They also set up a live webcam dedicated to the anti-fracking protest in Knutsford, the main town in the Chancellor's Tatton constituency.
The protest has not gone down well with employees of the Conservative HQ.
Greenpeace environmental campaigner, Lawrence Carter, told the Huffington Post UK: "One of them ripped down one of the signs we'd put over the conservative club sign which said "Frack and Go".
Despite this, Carter said police seemed to be allowing the demonstration.
Chief Inspector Paul Carroll, of Cheshire Police, said: "The priorities for the constabulary are the safety of all parties, the facilitation of peaceful protest, that disruption is minimised and crime and disorder is prevented."
A statement on the Greenpeace site said: "Fracking is a dangerous gamble that will threaten local environments, derail efforts to tackle climate change and cost green jobs and investment.
"Across the street from his office is a beautiful village green where teams of activists have constructed a huge fake fracking operation - to show the Chancellor what his gas nightmare will look like."
A Greenpeace spokeswoman at the scene said two protesters had gained entry to a first-floor balcony at the Conservative offices and unfurled a banner emblazoned with Frack&Go - the branding of a fictional company set up by the organisation as part of its campaign.

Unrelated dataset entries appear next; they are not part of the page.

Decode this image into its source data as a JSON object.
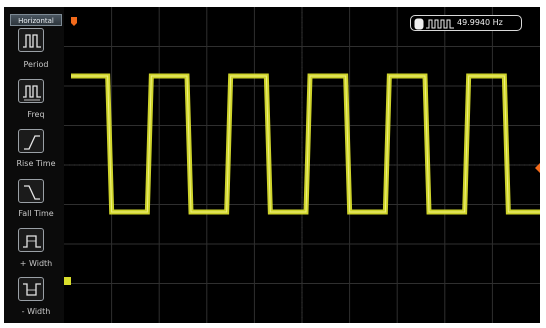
{
  "menu": {
    "header": "Horizontal",
    "items": [
      {
        "label": "Period",
        "icon": "period-icon"
      },
      {
        "label": "Freq",
        "icon": "frequency-icon"
      },
      {
        "label": "Rise Time",
        "icon": "rise-time-icon"
      },
      {
        "label": "Fall Time",
        "icon": "fall-time-icon"
      },
      {
        "label": "+ Width",
        "icon": "positive-width-icon"
      },
      {
        "label": "- Width",
        "icon": "negative-width-icon"
      }
    ]
  },
  "readout": {
    "frequency": "49.9940 Hz",
    "icon": "square-wave-icon"
  },
  "colors": {
    "trace": "#d9de2c",
    "trigger_marker": "#f26a1b",
    "ground_marker": "#d9de2c",
    "grid": "#2f2f2f",
    "background": "#000000"
  },
  "markers": {
    "trigger_position": "trigger-position-marker",
    "ground": "channel-1-ground-marker",
    "trigger_level": "trigger-level-marker"
  },
  "waveform": {
    "type": "square",
    "cycles_visible": 6
  }
}
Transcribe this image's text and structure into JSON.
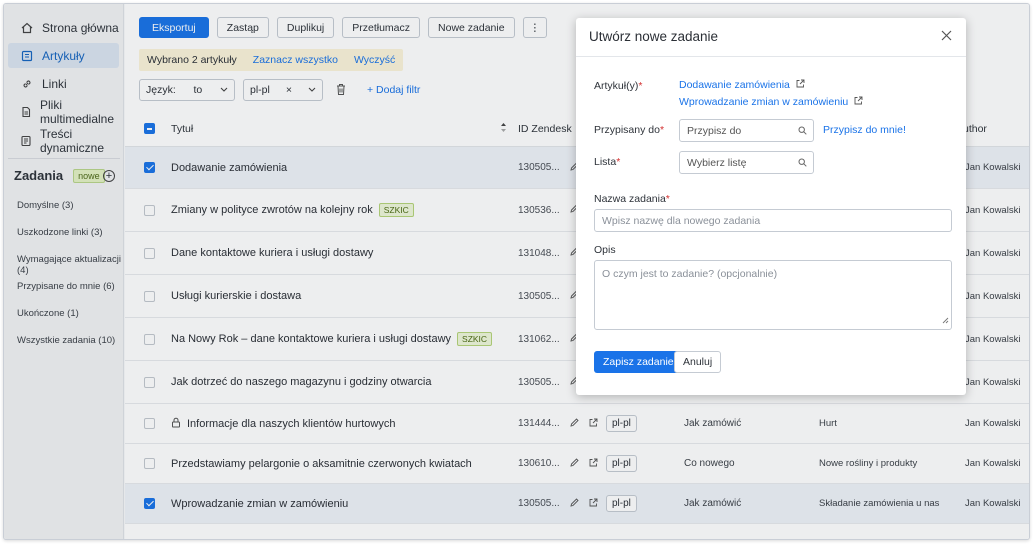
{
  "sidebar": {
    "nav": [
      {
        "label": "Strona główna",
        "icon": "home-icon"
      },
      {
        "label": "Artykuły",
        "icon": "article-icon",
        "active": true
      },
      {
        "label": "Linki",
        "icon": "link-icon"
      },
      {
        "label": "Pliki multimedialne",
        "icon": "file-icon"
      },
      {
        "label": "Treści dynamiczne",
        "icon": "dynamic-content-icon"
      }
    ],
    "tasks_title": "Zadania",
    "tasks_badge": "nowe",
    "task_links": [
      "Domyślne (3)",
      "Uszkodzone linki (3)",
      "Wymagające aktualizacji (4)",
      "Przypisane do mnie (6)",
      "Ukończone (1)",
      "Wszystkie zadania (10)"
    ]
  },
  "toolbar": {
    "export": "Eksportuj",
    "replace": "Zastąp",
    "duplicate": "Duplikuj",
    "translate": "Przetłumacz",
    "new_task": "Nowe zadanie",
    "more": "⋮"
  },
  "selection": {
    "selected_text": "Wybrano 2 artykuły",
    "select_all": "Zaznacz wszystko",
    "clear": "Wyczyść"
  },
  "filters": {
    "language_label": "Język:",
    "operator": "to",
    "value": "pl-pl",
    "clear_x": "×",
    "add_filter": "+ Dodaj filtr"
  },
  "table": {
    "columns": {
      "title": "Tytuł",
      "id": "ID Zendesk",
      "author": "uthor"
    },
    "rows": [
      {
        "title": "Dodawanie zamówienia",
        "id": "130505...",
        "checked": true,
        "draft": "",
        "lang": "",
        "list": "",
        "category": "",
        "author": "Jan Kowalski",
        "lock": false
      },
      {
        "title": "Zmiany w polityce zwrotów na kolejny rok",
        "id": "130536...",
        "checked": false,
        "draft": "SZKIC",
        "lang": "",
        "list": "",
        "category": "",
        "author": "Jan Kowalski",
        "lock": false
      },
      {
        "title": "Dane kontaktowe kuriera i usługi dostawy",
        "id": "131048...",
        "checked": false,
        "draft": "",
        "lang": "",
        "list": "",
        "category": "",
        "author": "Jan Kowalski",
        "lock": false
      },
      {
        "title": "Usługi kurierskie i dostawa",
        "id": "130505...",
        "checked": false,
        "draft": "",
        "lang": "",
        "list": "",
        "category": "",
        "author": "Jan Kowalski",
        "lock": false
      },
      {
        "title": "Na Nowy Rok – dane kontaktowe kuriera i usługi dostawy",
        "id": "131062...",
        "checked": false,
        "draft": "SZKIC",
        "lang": "",
        "list": "",
        "category": "",
        "author": "Jan Kowalski",
        "lock": false
      },
      {
        "title": "Jak dotrzeć do naszego magazynu i godziny otwarcia",
        "id": "130505...",
        "checked": false,
        "draft": "",
        "lang": "",
        "list": "",
        "category": "",
        "author": "Jan Kowalski",
        "lock": false
      },
      {
        "title": "Informacje dla naszych klientów hurtowych",
        "id": "131444...",
        "checked": false,
        "draft": "",
        "lang": "pl-pl",
        "list": "Jak zamówić",
        "category": "Hurt",
        "author": "Jan Kowalski",
        "lock": true
      },
      {
        "title": "Przedstawiamy pelargonie o aksamitnie czerwonych kwiatach",
        "id": "130610...",
        "checked": false,
        "draft": "",
        "lang": "pl-pl",
        "list": "Co nowego",
        "category": "Nowe rośliny i produkty",
        "author": "Jan Kowalski",
        "lock": false
      },
      {
        "title": "Wprowadzanie zmian w zamówieniu",
        "id": "130505...",
        "checked": true,
        "draft": "",
        "lang": "pl-pl",
        "list": "Jak zamówić",
        "category": "Składanie zamówienia u nas",
        "author": "Jan Kowalski",
        "lock": false
      }
    ]
  },
  "modal": {
    "title": "Utwórz nowe zadanie",
    "articles_label": "Artykuł(y)",
    "articles": [
      "Dodawanie zamówienia",
      "Wprowadzanie zmian w zamówieniu"
    ],
    "assigned_label": "Przypisany do",
    "assigned_placeholder": "Przypisz do",
    "assign_me": "Przypisz do mnie!",
    "list_label": "Lista",
    "list_placeholder": "Wybierz listę",
    "task_name_label": "Nazwa zadania",
    "task_name_placeholder": "Wpisz nazwę dla nowego zadania",
    "desc_label": "Opis",
    "desc_placeholder": "O czym jest to zadanie? (opcjonalnie)",
    "save": "Zapisz zadanie",
    "cancel": "Anuluj",
    "required_mark": "*"
  },
  "colors": {
    "accent": "#1a73e8",
    "required": "#d32f2f",
    "selection_bg": "#fbf4d9"
  }
}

The spokeswoman, who declined to give her name, said the group numbered about 25 and were being well-received by Knutsford residents and morning commuters through the town.
"We have got two climbers that have occupied the balcony on the first floor and have hung a Frack&Go company sign off the side of the building," she said.

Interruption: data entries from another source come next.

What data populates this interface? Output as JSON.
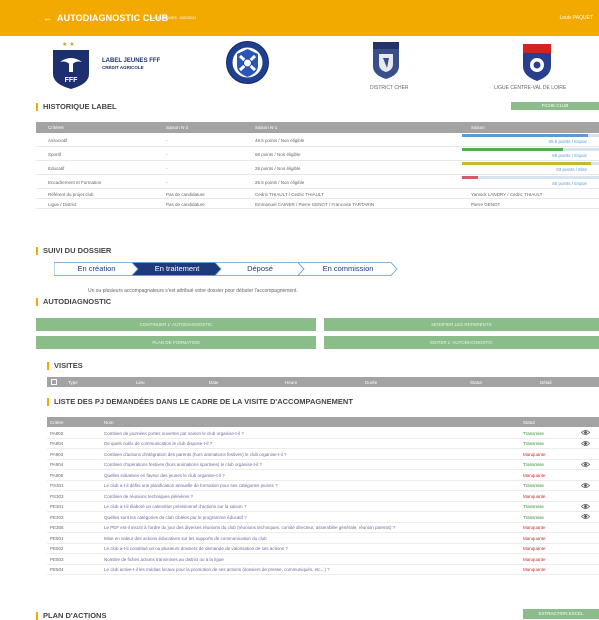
{
  "header": {
    "title": "AUTODIAGNOSTIC CLUB",
    "subtitle": "LABEL JEUNES · 2020/2021",
    "user": "Louis PAQUET",
    "back_icon": "arrow-left-icon"
  },
  "logos": {
    "label_line1": "LABEL JEUNES FFF",
    "label_line2": "CRÉDIT AGRICOLE",
    "fff_text": "FFF",
    "district": "DISTRICT CHER",
    "ligue": "LIGUE CENTRE-VAL DE LOIRE"
  },
  "historique": {
    "title": "HISTORIQUE LABEL",
    "fiche_button": "FICHE CLUB",
    "columns": [
      "Critères",
      "Saison N-2",
      "Saison N-1",
      "Saison"
    ],
    "rows": [
      {
        "critere": "Associatif",
        "n2": "-",
        "n1": "49.5 points / Non éligible",
        "saison": "55.5 points / Espoir",
        "fill_pct": 92,
        "color": "#5b9bd5"
      },
      {
        "critere": "Sportif",
        "n2": "-",
        "n1": "68 points / Non éligible",
        "saison": "69 points / Espoir",
        "fill_pct": 74,
        "color": "#4caf50"
      },
      {
        "critere": "Educatif",
        "n2": "-",
        "n1": "26 points / Non éligible",
        "saison": "93 points / Elite",
        "fill_pct": 94,
        "color": "#c9b43a"
      },
      {
        "critere": "Encadrement et Formation",
        "n2": "-",
        "n1": "26.5 points / Non éligible",
        "saison": "55 points / Espoir",
        "fill_pct": 12,
        "color": "#d05c6b"
      },
      {
        "critere": "Référent du projet club",
        "n2": "Pas de candidature",
        "n1": "Cedric THIAULT / Cedric THIAULT",
        "saison": "Yannick LANDRY / Cedric THIAULT"
      },
      {
        "critere": "Ligue / District",
        "n2": "Pas de candidature",
        "n1": "Emmanuel CAINER / Pierre GENOT / Francoise TARTARIN",
        "saison": "Pierre GENOT"
      }
    ]
  },
  "suivi": {
    "title": "SUIVI DU DOSSIER",
    "steps": [
      "En création",
      "En traitement",
      "Déposé",
      "En commission"
    ],
    "active_step": 1,
    "note": "Un ou plusieurs accompagnateurs s'est attribué votre dossier pour débuter l'accompagnement."
  },
  "autodiag": {
    "title": "AUTODIAGNOSTIC",
    "buttons": [
      "CONTINUER L' AUTODIAGNOSTIC",
      "MODIFIER LES REFERENTS",
      "PLAN DE FORMATION",
      "EDITER L' AUTODIAGNOSTIC"
    ]
  },
  "visites": {
    "title": "VISITES",
    "columns": [
      "Type",
      "Lieu",
      "Date",
      "Heure",
      "Durée",
      "Statut",
      "Détail"
    ]
  },
  "pj": {
    "title": "LISTE DES PJ DEMANDÉES DANS LE CADRE DE LA VISITE D'ACCOMPAGNEMENT",
    "columns": [
      "Critère",
      "Nom",
      "Statut"
    ],
    "rows": [
      {
        "critere": "PA802",
        "nom": "Combien de journées portes ouvertes par saison le club organise-t-il ?",
        "statut": "Transmise",
        "eye": true
      },
      {
        "critere": "PA804",
        "nom": "De quels outils de communication le club dispose-t-il ?",
        "statut": "Transmise",
        "eye": true
      },
      {
        "critere": "PA903",
        "nom": "Combien d'actions d'intégration des parents (hors animations festives) le club organise-t-il ?",
        "statut": "Manquante",
        "eye": false
      },
      {
        "critere": "PA904",
        "nom": "Combien d'opérations festives (hors animations sportives) le club organise-t-il ?",
        "statut": "Transmise",
        "eye": true
      },
      {
        "critere": "PA905",
        "nom": "Quelles initiatives en faveur des jeunes le club organise-t-il ?",
        "statut": "Manquante",
        "eye": false
      },
      {
        "critere": "PS301",
        "nom": "Le club a-t-il défini une planification annuelle de formation pour ses catégories jeunes ?",
        "statut": "Transmise",
        "eye": true
      },
      {
        "critere": "PS303",
        "nom": "Combien de réunions techniques plénières ?",
        "statut": "Manquante",
        "eye": false
      },
      {
        "critere": "PE301",
        "nom": "Le club a-t-il élaboré un calendrier prévisionnel d'actions sur la saison ?",
        "statut": "Transmise",
        "eye": true
      },
      {
        "critere": "PE303",
        "nom": "Quelles sont les catégories du club ciblées par le programme éducatif ?",
        "statut": "Transmise",
        "eye": true
      },
      {
        "critere": "PE305",
        "nom": "Le PEF est-il inscrit à l'ordre du jour des diverses réunions du club (réunions techniques, comité directeur, assemblée générale, réunion parents) ?",
        "statut": "Manquante",
        "eye": false
      },
      {
        "critere": "PE501",
        "nom": "Mise en valeur des actions éducatives sur les supports de communication du club",
        "statut": "Manquante",
        "eye": false
      },
      {
        "critere": "PE502",
        "nom": "Le club a-t-il constitué un ou plusieurs dossiers de demande de valorisation de ses actions ?",
        "statut": "Manquante",
        "eye": false
      },
      {
        "critere": "PE503",
        "nom": "Nombre de fiches actions transmises au district ou à la ligue",
        "statut": "Manquante",
        "eye": false
      },
      {
        "critere": "PE504",
        "nom": "Le club active-t-il les médias locaux pour la promotion de ses actions (dossiers de presse, communiqués, etc...) ?",
        "statut": "Manquante",
        "eye": false
      }
    ]
  },
  "plan": {
    "title": "PLAN D'ACTIONS",
    "excel_button": "EXTRACTION EXCEL"
  }
}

"We've also fenced off the village green and set up a fake drilling rig and got a bunch of people acting as surveyors around the place.
"It's just really to bring home the reality to local people because there are actually two exploratory drilling licences that have been issued for Tatton so this the future they can expect.
"The guys have got no plans to move any time soon. The police are down here but we're just talking to them.
"A trustee of the village green has been over and he thinks it (fracking) is a good idea because he thinks it will bring down bills but it will not bring down bills and that's the message we are trying to get across."
Carter, said: "Fracking is an unnecessary practice. We don't need fracking, we don't need shale gas when we have got low-carbon forms of energy which not only deliver but also help the economy by delivering growth."
Fracking, or hydraulic fracturing, involves pumping water and chemicals at incredibly high pressure into holes drilled into shale rock.
This releases pockets of gas trapped in the rock which is then extracted.
Two earth tremors in Blackpool in 2011 were blamed on fracking leading to a temporary ban whilst the government conducted a review.
The technique was subsequently deemed to be safe although it still has many critics.
Monday's protest came with the release of a ComRes poll, conducted on behalf of Greenpeace, which found that 12% of people in Tatton who voted Conservative in the last election would be less likely to vote Tory again if fracking went ahead in the area.
"It seems George Osborne is so wedded to his dash for gas that he's willing to ignore the views of his own constituents," Mr Carter said.
"It's time the Chancellor stopped trying to play the JR Ewing of Cheshire and concentrated on investment in clean, safe, renewable technology that will create longer term jobs and a more stable economy."
All pictures via Steve Morgan/Greenpeace/Knutsfordtimes.com/PA